(Interface dataset entries)
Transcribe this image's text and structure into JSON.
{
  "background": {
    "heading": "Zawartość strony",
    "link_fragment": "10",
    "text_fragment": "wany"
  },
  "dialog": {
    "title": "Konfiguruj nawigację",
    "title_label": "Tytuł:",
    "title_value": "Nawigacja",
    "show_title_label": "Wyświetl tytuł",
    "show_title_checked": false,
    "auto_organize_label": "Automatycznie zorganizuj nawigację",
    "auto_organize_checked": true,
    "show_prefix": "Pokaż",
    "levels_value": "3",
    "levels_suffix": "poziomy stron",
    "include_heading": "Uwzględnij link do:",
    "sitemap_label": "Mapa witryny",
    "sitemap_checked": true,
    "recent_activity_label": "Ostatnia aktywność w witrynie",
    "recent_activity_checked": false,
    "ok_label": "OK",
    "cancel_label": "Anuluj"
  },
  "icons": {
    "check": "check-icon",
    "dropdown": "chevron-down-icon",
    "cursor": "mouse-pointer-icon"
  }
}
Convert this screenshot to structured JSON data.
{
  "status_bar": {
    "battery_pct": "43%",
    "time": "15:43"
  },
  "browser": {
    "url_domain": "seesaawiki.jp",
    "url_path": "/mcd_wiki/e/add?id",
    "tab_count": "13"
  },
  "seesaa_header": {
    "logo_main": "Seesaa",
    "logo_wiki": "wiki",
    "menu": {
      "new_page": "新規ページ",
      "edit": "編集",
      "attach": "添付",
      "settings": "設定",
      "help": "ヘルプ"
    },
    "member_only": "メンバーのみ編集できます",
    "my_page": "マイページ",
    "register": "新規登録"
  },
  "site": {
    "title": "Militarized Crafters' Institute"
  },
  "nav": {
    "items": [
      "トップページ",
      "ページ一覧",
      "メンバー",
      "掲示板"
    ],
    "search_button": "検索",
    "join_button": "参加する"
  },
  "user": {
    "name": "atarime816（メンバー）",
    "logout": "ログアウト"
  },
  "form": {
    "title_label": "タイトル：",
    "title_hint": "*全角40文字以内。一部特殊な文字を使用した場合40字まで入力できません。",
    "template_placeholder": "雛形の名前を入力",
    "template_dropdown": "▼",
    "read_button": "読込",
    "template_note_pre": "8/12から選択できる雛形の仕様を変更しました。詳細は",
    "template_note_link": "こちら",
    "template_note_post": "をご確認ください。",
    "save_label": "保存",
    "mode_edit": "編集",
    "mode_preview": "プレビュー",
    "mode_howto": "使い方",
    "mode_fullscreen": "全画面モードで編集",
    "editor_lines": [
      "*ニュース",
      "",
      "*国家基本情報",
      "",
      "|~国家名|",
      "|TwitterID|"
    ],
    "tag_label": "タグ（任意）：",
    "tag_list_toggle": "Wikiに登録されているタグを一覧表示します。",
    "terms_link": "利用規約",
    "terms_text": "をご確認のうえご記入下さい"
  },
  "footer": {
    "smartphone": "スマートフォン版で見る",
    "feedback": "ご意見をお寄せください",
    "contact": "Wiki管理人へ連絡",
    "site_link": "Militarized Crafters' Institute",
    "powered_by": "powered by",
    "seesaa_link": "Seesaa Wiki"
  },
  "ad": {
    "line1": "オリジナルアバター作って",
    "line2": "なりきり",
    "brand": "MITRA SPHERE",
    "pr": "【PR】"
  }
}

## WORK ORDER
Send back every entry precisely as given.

## COMPLETED TASK
Transcribe this image's text and structure into JSON.
{
  "background": {
    "heading": "Zawartość strony",
    "link_fragment": "10",
    "text_fragment": "wany"
  },
  "dialog": {
    "title": "Konfiguruj nawigację",
    "title_label": "Tytuł:",
    "title_value": "Nawigacja",
    "show_title_label": "Wyświetl tytuł",
    "show_title_checked": false,
    "auto_organize_label": "Automatycznie zorganizuj nawigację",
    "auto_organize_checked": true,
    "show_prefix": "Pokaż",
    "levels_value": "3",
    "levels_suffix": "poziomy stron",
    "include_heading": "Uwzględnij link do:",
    "sitemap_label": "Mapa witryny",
    "sitemap_checked": true,
    "recent_activity_label": "Ostatnia aktywność w witrynie",
    "recent_activity_checked": false,
    "ok_label": "OK",
    "cancel_label": "Anuluj"
  },
  "icons": {
    "check": "check-icon",
    "dropdown": "chevron-down-icon",
    "cursor": "mouse-pointer-icon"
  }
}
Convert this screenshot to structured JSON data.
{
  "status_bar": {
    "battery_pct": "43%",
    "time": "15:43"
  },
  "browser": {
    "url_domain": "seesaawiki.jp",
    "url_path": "/mcd_wiki/e/add?id",
    "tab_count": "13"
  },
  "seesaa_header": {
    "logo_main": "Seesaa",
    "logo_wiki": "wiki",
    "menu": {
      "new_page": "新規ページ",
      "edit": "編集",
      "attach": "添付",
      "settings": "設定",
      "help": "ヘルプ"
    },
    "member_only": "メンバーのみ編集できます",
    "my_page": "マイページ",
    "register": "新規登録"
  },
  "site": {
    "title": "Militarized Crafters' Institute"
  },
  "nav": {
    "items": [
      "トップページ",
      "ページ一覧",
      "メンバー",
      "掲示板"
    ],
    "search_button": "検索",
    "join_button": "参加する"
  },
  "user": {
    "name": "atarime816（メンバー）",
    "logout": "ログアウト"
  },
  "form": {
    "title_label": "タイトル：",
    "title_hint": "*全角40文字以内。一部特殊な文字を使用した場合40字まで入力できません。",
    "template_placeholder": "雛形の名前を入力",
    "template_dropdown": "▼",
    "read_button": "読込",
    "template_note_pre": "8/12から選択できる雛形の仕様を変更しました。詳細は",
    "template_note_link": "こちら",
    "template_note_post": "をご確認ください。",
    "save_label": "保存",
    "mode_edit": "編集",
    "mode_preview": "プレビュー",
    "mode_howto": "使い方",
    "mode_fullscreen": "全画面モードで編集",
    "editor_lines": [
      "*ニュース",
      "",
      "*国家基本情報",
      "",
      "|~国家名|",
      "|TwitterID|"
    ],
    "tag_label": "タグ（任意）：",
    "tag_list_toggle": "Wikiに登録されているタグを一覧表示します。",
    "terms_link": "利用規約",
    "terms_text": "をご確認のうえご記入下さい"
  },
  "footer": {
    "smartphone": "スマートフォン版で見る",
    "feedback": "ご意見をお寄せください",
    "contact": "Wiki管理人へ連絡",
    "site_link": "Militarized Crafters' Institute",
    "powered_by": "powered by",
    "seesaa_link": "Seesaa Wiki"
  },
  "ad": {
    "line1": "オリジナルアバター作って",
    "line2": "なりきり",
    "brand": "MITRA SPHERE",
    "pr": "【PR】"
  }
}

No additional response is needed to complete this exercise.